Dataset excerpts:
+ + +

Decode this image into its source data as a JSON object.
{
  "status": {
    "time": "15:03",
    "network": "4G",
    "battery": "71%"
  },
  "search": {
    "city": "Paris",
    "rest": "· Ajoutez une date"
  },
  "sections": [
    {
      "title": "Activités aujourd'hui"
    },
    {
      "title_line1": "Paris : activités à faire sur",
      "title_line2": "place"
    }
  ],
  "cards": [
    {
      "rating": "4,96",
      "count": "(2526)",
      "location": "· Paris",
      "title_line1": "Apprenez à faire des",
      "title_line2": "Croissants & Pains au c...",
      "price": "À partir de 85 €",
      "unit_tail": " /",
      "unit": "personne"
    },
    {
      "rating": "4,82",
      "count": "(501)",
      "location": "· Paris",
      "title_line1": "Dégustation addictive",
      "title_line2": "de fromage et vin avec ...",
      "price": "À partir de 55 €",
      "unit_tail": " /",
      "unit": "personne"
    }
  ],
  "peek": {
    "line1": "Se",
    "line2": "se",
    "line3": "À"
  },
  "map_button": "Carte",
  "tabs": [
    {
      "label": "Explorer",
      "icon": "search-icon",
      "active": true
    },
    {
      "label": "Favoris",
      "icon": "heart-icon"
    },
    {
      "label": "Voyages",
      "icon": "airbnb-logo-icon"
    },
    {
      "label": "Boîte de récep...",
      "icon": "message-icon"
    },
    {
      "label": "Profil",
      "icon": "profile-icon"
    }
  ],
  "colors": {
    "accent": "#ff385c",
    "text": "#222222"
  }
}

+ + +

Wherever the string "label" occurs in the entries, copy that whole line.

      "label": "Explorer",
      "label": "Favoris",
      "label": "Voyages",
      "label": "Boîte de récep...",
      "label": "Profil",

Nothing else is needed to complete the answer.